#### How to complete this task
If a line in the records below contains the word "تاریخ", copy it.

#### Task material
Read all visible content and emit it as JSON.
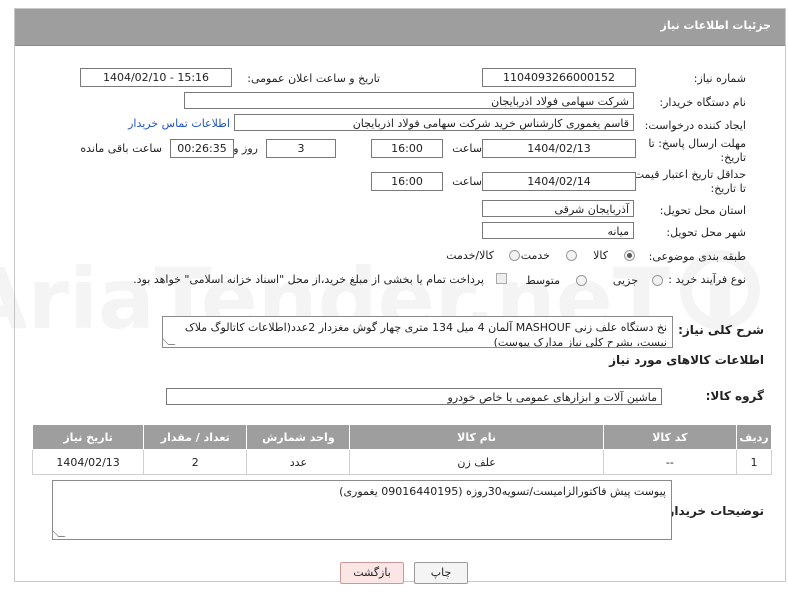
{
  "header": {
    "title": "جزئیات اطلاعات نیاز"
  },
  "fields": {
    "need_number_label": "شماره نیاز:",
    "need_number": "1104093266000152",
    "announce_label": "تاریخ و ساعت اعلان عمومی:",
    "announce_value": "1404/02/10 - 15:16",
    "buyer_org_label": "نام دستگاه خریدار:",
    "buyer_org": "شرکت سهامی فولاد اذربایجان",
    "requester_label": "ایجاد کننده درخواست:",
    "requester": "قاسم یغموری کارشناس خرید شرکت سهامی فولاد اذربایجان",
    "contact_link": "اطلاعات تماس خریدار",
    "deadline_label_1": "مهلت ارسال پاسخ: تا",
    "deadline_label_2": "تاریخ:",
    "deadline_date": "1404/02/13",
    "time_label": "ساعت",
    "deadline_time": "16:00",
    "days_value": "3",
    "days_label": "روز و",
    "remaining_time": "00:26:35",
    "remaining_label": "ساعت باقی مانده",
    "validity_label_1": "حداقل تاریخ اعتبار قیمت:",
    "validity_label_2": "تا تاریخ:",
    "validity_date": "1404/02/14",
    "validity_time": "16:00",
    "province_label": "استان محل تحویل:",
    "province": "آذربایجان شرقی",
    "city_label": "شهر محل تحویل:",
    "city": "میانه",
    "category_label": "طبقه بندی موضوعی:",
    "category_options": [
      "کالا",
      "خدمت",
      "کالا/خدمت"
    ],
    "process_label": "نوع فرآیند خرید :",
    "process_options": [
      "جزیی",
      "متوسط"
    ],
    "payment_note": "پرداخت تمام یا بخشی از مبلغ خرید،از محل \"اسناد خزانه اسلامی\" خواهد بود.",
    "description_label": "شرح کلی نیاز:",
    "description": "نخ دستگاه علف زنی MASHOUF آلمان 4 میل 134 متری چهار گوش مغزدار 2عدد(اطلاعات کاتالوگ ملاک نیست، بشرح کلی نیاز مدارک پیوست)",
    "items_info_title": "اطلاعات کالاهای مورد نیاز",
    "goods_group_label": "گروه کالا:",
    "goods_group": "ماشین آلات و ابزارهای عمومی یا خاص خودرو",
    "buyer_notes_label": "توضیحات خریدار:",
    "buyer_notes": "پیوست پیش فاکتورالزامیست/تسویه30روزه (09016440195 یغموری)"
  },
  "table": {
    "headers": [
      "ردیف",
      "کد کالا",
      "نام کالا",
      "واحد شمارش",
      "تعداد / مقدار",
      "تاریخ نیاز"
    ],
    "rows": [
      [
        "1",
        "--",
        "علف زن",
        "عدد",
        "2",
        "1404/02/13"
      ]
    ]
  },
  "buttons": {
    "print": "چاپ",
    "back": "بازگشت"
  },
  "watermark": {
    "text": "AriaTender.neT"
  }
}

#### Output of the task
    "announce_label": "تاریخ و ساعت اعلان عمومی:",
    "deadline_label_2": "تاریخ:",
    "validity_label_1": "حداقل تاریخ اعتبار قیمت:",
    "validity_label_2": "تا تاریخ:",
      "تاریخ نیاز"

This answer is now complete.